EXERCISE REQUIREMENTS: Tally the lines of these entries that include "月のねらい"; respond with only that tally.

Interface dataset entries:
++++
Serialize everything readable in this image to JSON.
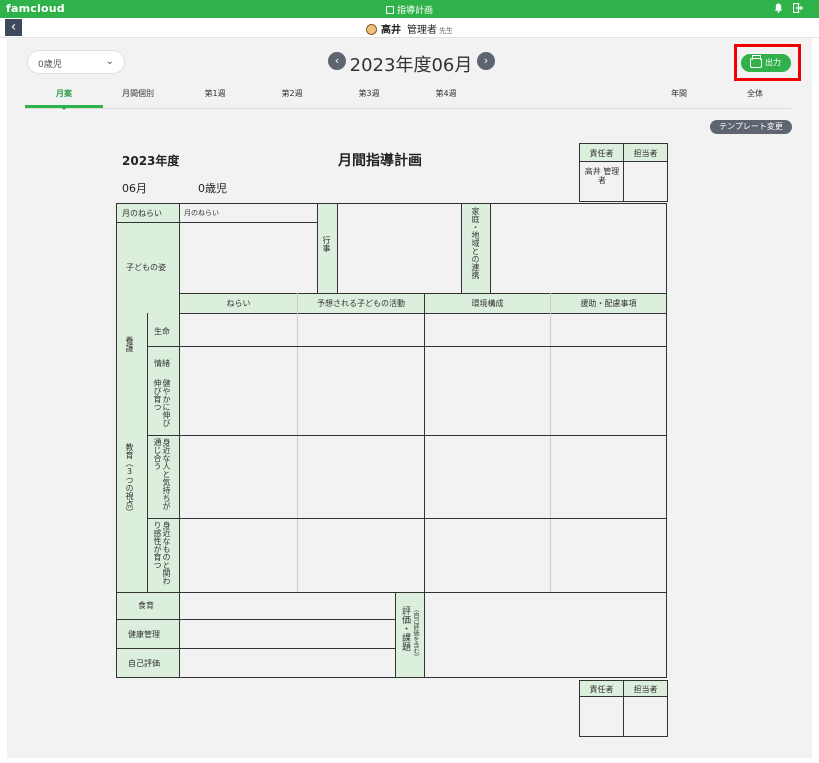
{
  "app": {
    "brand": "famcloud",
    "title": "指導計画",
    "icons": {
      "notifications": "bell-icon",
      "logout": "logout-icon",
      "back": "chevron-left-icon",
      "print": "printer-icon"
    },
    "brand_color": "#2fb24a"
  },
  "user": {
    "name": "高井",
    "role": "管理者",
    "role_suffix": "先生"
  },
  "toolbar": {
    "age_select": "0歳児",
    "month_title": "2023年度06月",
    "print_label": "出力",
    "template_button": "テンプレート変更"
  },
  "tabs": [
    {
      "label": "月案",
      "active": true
    },
    {
      "label": "月間個別",
      "active": false
    },
    {
      "label": "第1週",
      "active": false
    },
    {
      "label": "第2週",
      "active": false
    },
    {
      "label": "第3週",
      "active": false
    },
    {
      "label": "第4週",
      "active": false
    },
    {
      "label": "年間",
      "active": false
    },
    {
      "label": "全体",
      "active": false
    }
  ],
  "document": {
    "year": "2023年度",
    "title": "月間指導計画",
    "month": "06月",
    "class": "0歳児",
    "approval": {
      "head": "責任者",
      "staff": "担当者",
      "head_name": "高井 管理者"
    },
    "labels": {
      "monthly_aim": "月のねらい",
      "monthly_aim_value": "月のねらい",
      "child_status": "子どもの姿",
      "events": "行事",
      "family": "家庭・地域との連携",
      "col_aim": "ねらい",
      "col_activity": "予想される子どもの活動",
      "col_environment": "環境構成",
      "col_support": "援助・配慮事項",
      "nursing": "養護",
      "life": "生命",
      "emotion": "情緒",
      "education": "教育（3つの視点）",
      "edu1": "健やかに伸び伸び育つ",
      "edu2": "身近な人と気持ちが通じ合う",
      "edu3": "身近なものと関わり感性が育つ",
      "food": "食育",
      "health": "健康管理",
      "self_eval": "自己評価",
      "evaluation": "評価・課題",
      "evaluation_sub": "（自己評価を含む）"
    }
  }
}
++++
OUTPUT OF THE EXERCISE: 2